▶ Task goal
Leave the pictures behind and reproduce every line of the listing exactly.

--- START ---

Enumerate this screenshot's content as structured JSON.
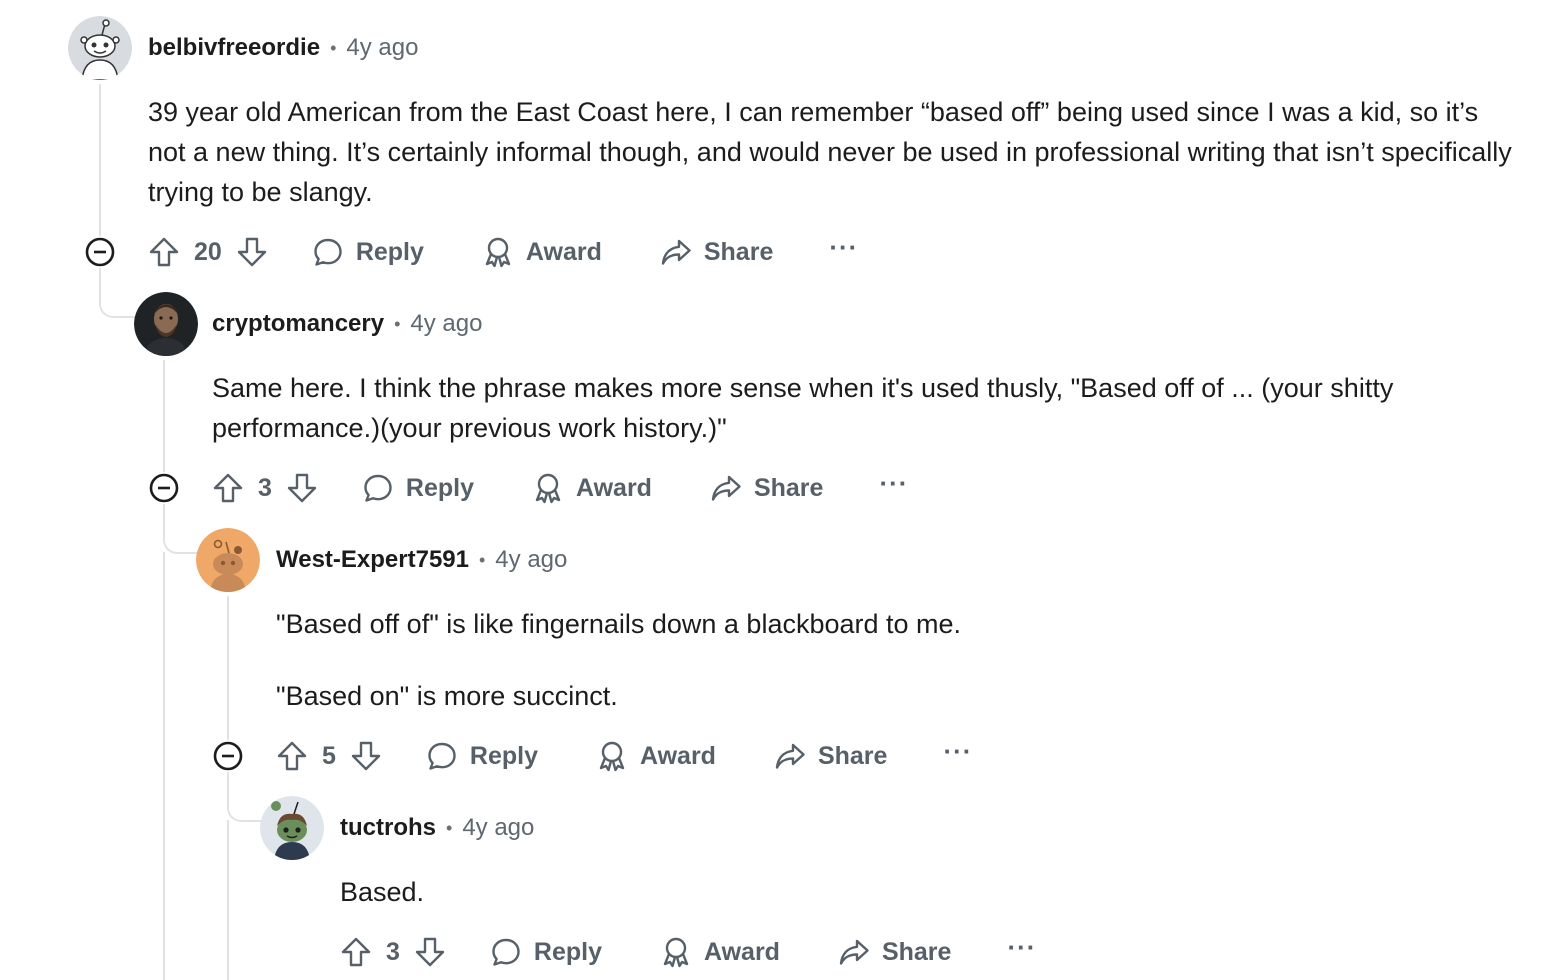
{
  "thread": {
    "comments": [
      {
        "username": "belbivfreeordie",
        "separator": "•",
        "time": "4y ago",
        "paragraphs": [
          "39 year old American from the East Coast here, I can remember “based off” being used since I was a kid, so it’s not a new thing. It’s certainly informal though, and would never be used in professional writing that isn’t specifically trying to be slangy."
        ],
        "score": "20",
        "reply_label": "Reply",
        "award_label": "Award",
        "share_label": "Share",
        "more_label": "···",
        "avatar": "snoo-white-avatar"
      },
      {
        "username": "cryptomancery",
        "separator": "•",
        "time": "4y ago",
        "paragraphs": [
          "Same here. I think the phrase makes more sense when it's used thusly, \"Based off of ... (your shitty performance.)(your previous work history.)\""
        ],
        "score": "3",
        "reply_label": "Reply",
        "award_label": "Award",
        "share_label": "Share",
        "more_label": "···",
        "avatar": "photo-avatar"
      },
      {
        "username": "West-Expert7591",
        "separator": "•",
        "time": "4y ago",
        "paragraphs": [
          "\"Based off of\" is like fingernails down a blackboard to me.",
          "\"Based on\" is more succinct."
        ],
        "score": "5",
        "reply_label": "Reply",
        "award_label": "Award",
        "share_label": "Share",
        "more_label": "···",
        "avatar": "snoo-orange-avatar"
      },
      {
        "username": "tuctrohs",
        "separator": "•",
        "time": "4y ago",
        "paragraphs": [
          "Based."
        ],
        "score": "3",
        "reply_label": "Reply",
        "award_label": "Award",
        "share_label": "Share",
        "more_label": "···",
        "avatar": "snoo-green-avatar"
      }
    ]
  },
  "colors": {
    "text": "#1c1c1c",
    "meta": "#5f6770",
    "action": "#576069",
    "thread_line": "#e2e2e2"
  }
}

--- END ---

▶ The completed task
Enumerate this screenshot's content as structured JSON.
{
  "thread": {
    "comments": [
      {
        "username": "belbivfreeordie",
        "separator": "•",
        "time": "4y ago",
        "paragraphs": [
          "39 year old American from the East Coast here, I can remember “based off” being used since I was a kid, so it’s not a new thing. It’s certainly informal though, and would never be used in professional writing that isn’t specifically trying to be slangy."
        ],
        "score": "20",
        "reply_label": "Reply",
        "award_label": "Award",
        "share_label": "Share",
        "more_label": "···",
        "avatar": "snoo-white-avatar"
      },
      {
        "username": "cryptomancery",
        "separator": "•",
        "time": "4y ago",
        "paragraphs": [
          "Same here. I think the phrase makes more sense when it's used thusly, \"Based off of ... (your shitty performance.)(your previous work history.)\""
        ],
        "score": "3",
        "reply_label": "Reply",
        "award_label": "Award",
        "share_label": "Share",
        "more_label": "···",
        "avatar": "photo-avatar"
      },
      {
        "username": "West-Expert7591",
        "separator": "•",
        "time": "4y ago",
        "paragraphs": [
          "\"Based off of\" is like fingernails down a blackboard to me.",
          "\"Based on\" is more succinct."
        ],
        "score": "5",
        "reply_label": "Reply",
        "award_label": "Award",
        "share_label": "Share",
        "more_label": "···",
        "avatar": "snoo-orange-avatar"
      },
      {
        "username": "tuctrohs",
        "separator": "•",
        "time": "4y ago",
        "paragraphs": [
          "Based."
        ],
        "score": "3",
        "reply_label": "Reply",
        "award_label": "Award",
        "share_label": "Share",
        "more_label": "···",
        "avatar": "snoo-green-avatar"
      }
    ]
  },
  "colors": {
    "text": "#1c1c1c",
    "meta": "#5f6770",
    "action": "#576069",
    "thread_line": "#e2e2e2"
  }
}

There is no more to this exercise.